“As a corn farmer, I always knew how important markets were, but I wasn’t really aware of all the intricacies involved in enabling trade,” said Keller, who farms near Clarion, Iowa. “I just knew trade happened; I didn’t understand how hard people had to work for it.”
“I’ve come to appreciate how much the Council does for me as a farmer, not only developing markets, but also enabling trade,” she said. “It may be one of the most important jobs the Council does for us.”
Keller specifically highlighted her work as the leader of a USGC Advisory Team in helping her understand how overseas demand connects back to the farm.
“Leading an A-team forced me to really understand specific markets, to really drill down in a certain part of the world, to take information in little bites,” she said. “Now when I focus on the big picture, I can put all those little pieces together.”
Overseas missions, like the first one Keller took to Egypt and Morocco, further helped her piece together the entirety of grain flow from field to end-user.
“That was a real ‘aha!’ moment, seeing how the Council was working with a Moroccan cooperative, teaching them how to raise cattle,” she said. “Now Morocco is becoming an important market through all the little steps, but I saw it in its infancy.”
Fast forward to her service as Vice Chairman, Keller described watching more markets emerge, including in India. Last month, Keller and USGC Chairman Chip Councell, a farmer from Maryland, helped open a new dairy research and training facility in Kaira District. The project is being carried out with the support of USGC and the Kansas Corn Commission with Amul Dairy, a cooperative that has brought millions of smaller Indian dairy farmers into a collection system over the last six decades.

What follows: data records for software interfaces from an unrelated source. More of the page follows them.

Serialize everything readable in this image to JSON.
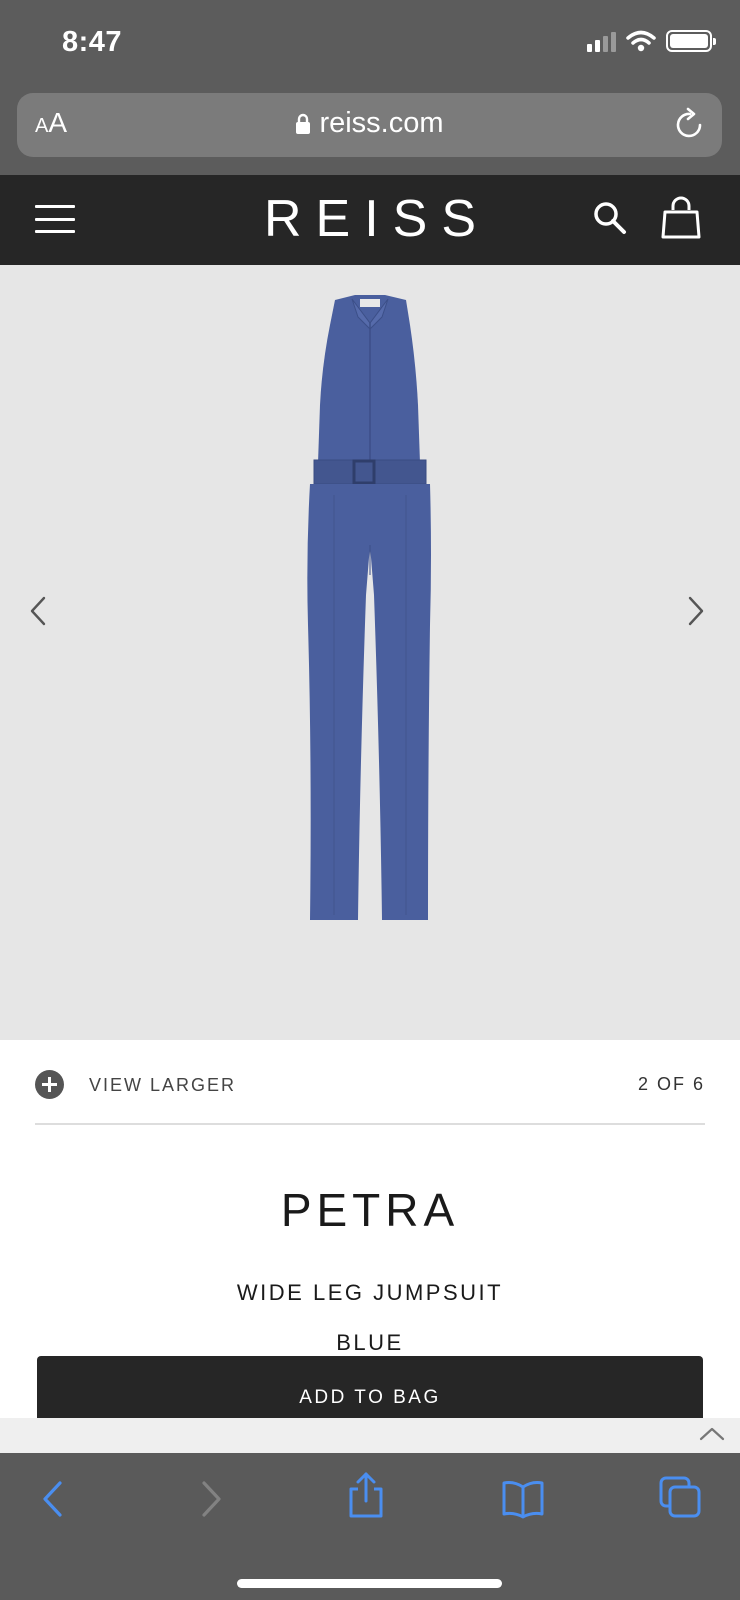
{
  "status_bar": {
    "time": "8:47"
  },
  "browser": {
    "text_size_label": "AA",
    "url": "reiss.com"
  },
  "site": {
    "logo": "REISS"
  },
  "gallery": {
    "view_larger_label": "VIEW LARGER",
    "counter": "2 OF 6",
    "current_image": 2,
    "total_images": 6
  },
  "product": {
    "name": "PETRA",
    "description": "WIDE LEG JUMPSUIT",
    "color": "BLUE",
    "add_to_bag_label": "ADD TO BAG"
  },
  "colors": {
    "header_bg": "#262626",
    "gallery_bg": "#e6e6e6",
    "product_blue": "#4a5f9e",
    "safari_accent": "#4a8ef0"
  },
  "icons": {
    "status": [
      "signal-icon",
      "wifi-icon",
      "battery-icon"
    ],
    "browser": [
      "lock-icon",
      "reload-icon"
    ],
    "header": [
      "hamburger-menu-icon",
      "search-icon",
      "shopping-bag-icon"
    ],
    "gallery": [
      "chevron-left-icon",
      "chevron-right-icon",
      "plus-circle-icon"
    ],
    "toolbar": [
      "back-icon",
      "forward-icon",
      "share-icon",
      "bookmarks-icon",
      "tabs-icon"
    ]
  }
}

“We’re not quite there yet, but we’re at the door, right on the threshold,” she said. “It’s amazing what our staff can do, and it’s been a real honor to see how the Council’s work can help improve lives, not only overseas, but also in my life as a grain farmer.”